> _Work task_
The material below must be output exactly, line for line.

> _Exercise material_
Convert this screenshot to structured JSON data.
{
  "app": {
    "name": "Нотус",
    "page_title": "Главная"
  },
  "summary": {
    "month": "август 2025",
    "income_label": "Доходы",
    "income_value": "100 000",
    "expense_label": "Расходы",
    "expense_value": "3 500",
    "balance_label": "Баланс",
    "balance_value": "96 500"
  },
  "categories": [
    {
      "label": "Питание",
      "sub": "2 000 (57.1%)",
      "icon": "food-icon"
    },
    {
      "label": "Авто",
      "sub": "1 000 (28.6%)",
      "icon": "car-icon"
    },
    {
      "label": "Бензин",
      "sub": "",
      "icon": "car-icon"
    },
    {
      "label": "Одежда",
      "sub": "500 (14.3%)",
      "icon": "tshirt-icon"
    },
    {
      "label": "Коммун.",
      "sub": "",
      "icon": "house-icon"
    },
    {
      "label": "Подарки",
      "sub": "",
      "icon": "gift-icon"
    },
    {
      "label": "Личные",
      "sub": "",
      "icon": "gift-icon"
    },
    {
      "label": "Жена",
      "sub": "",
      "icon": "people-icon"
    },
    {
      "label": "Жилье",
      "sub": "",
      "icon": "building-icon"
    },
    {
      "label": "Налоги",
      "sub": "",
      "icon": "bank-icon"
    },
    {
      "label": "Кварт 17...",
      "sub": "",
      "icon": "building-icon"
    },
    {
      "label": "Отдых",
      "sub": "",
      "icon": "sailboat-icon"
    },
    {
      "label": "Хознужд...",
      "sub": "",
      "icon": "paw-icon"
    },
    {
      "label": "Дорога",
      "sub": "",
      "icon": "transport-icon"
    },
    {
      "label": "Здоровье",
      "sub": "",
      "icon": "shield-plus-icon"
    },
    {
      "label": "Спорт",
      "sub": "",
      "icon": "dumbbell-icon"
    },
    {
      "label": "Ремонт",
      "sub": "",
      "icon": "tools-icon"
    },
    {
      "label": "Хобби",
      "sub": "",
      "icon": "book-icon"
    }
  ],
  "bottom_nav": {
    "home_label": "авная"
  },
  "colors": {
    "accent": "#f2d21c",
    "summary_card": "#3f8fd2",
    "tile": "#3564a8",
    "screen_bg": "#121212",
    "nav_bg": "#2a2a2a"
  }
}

> _Response to the exercise_
Convert this screenshot to structured JSON data.
{
  "app": {
    "name": "Нотус",
    "page_title": "Главная"
  },
  "summary": {
    "month": "август 2025",
    "income_label": "Доходы",
    "income_value": "100 000",
    "expense_label": "Расходы",
    "expense_value": "3 500",
    "balance_label": "Баланс",
    "balance_value": "96 500"
  },
  "categories": [
    {
      "label": "Питание",
      "sub": "2 000 (57.1%)",
      "icon": "food-icon"
    },
    {
      "label": "Авто",
      "sub": "1 000 (28.6%)",
      "icon": "car-icon"
    },
    {
      "label": "Бензин",
      "sub": "",
      "icon": "car-icon"
    },
    {
      "label": "Одежда",
      "sub": "500 (14.3%)",
      "icon": "tshirt-icon"
    },
    {
      "label": "Коммун.",
      "sub": "",
      "icon": "house-icon"
    },
    {
      "label": "Подарки",
      "sub": "",
      "icon": "gift-icon"
    },
    {
      "label": "Личные",
      "sub": "",
      "icon": "gift-icon"
    },
    {
      "label": "Жена",
      "sub": "",
      "icon": "people-icon"
    },
    {
      "label": "Жилье",
      "sub": "",
      "icon": "building-icon"
    },
    {
      "label": "Налоги",
      "sub": "",
      "icon": "bank-icon"
    },
    {
      "label": "Кварт 17...",
      "sub": "",
      "icon": "building-icon"
    },
    {
      "label": "Отдых",
      "sub": "",
      "icon": "sailboat-icon"
    },
    {
      "label": "Хознужд...",
      "sub": "",
      "icon": "paw-icon"
    },
    {
      "label": "Дорога",
      "sub": "",
      "icon": "transport-icon"
    },
    {
      "label": "Здоровье",
      "sub": "",
      "icon": "shield-plus-icon"
    },
    {
      "label": "Спорт",
      "sub": "",
      "icon": "dumbbell-icon"
    },
    {
      "label": "Ремонт",
      "sub": "",
      "icon": "tools-icon"
    },
    {
      "label": "Хобби",
      "sub": "",
      "icon": "book-icon"
    }
  ],
  "bottom_nav": {
    "home_label": "авная"
  },
  "colors": {
    "accent": "#f2d21c",
    "summary_card": "#3f8fd2",
    "tile": "#3564a8",
    "screen_bg": "#121212",
    "nav_bg": "#2a2a2a"
  }
}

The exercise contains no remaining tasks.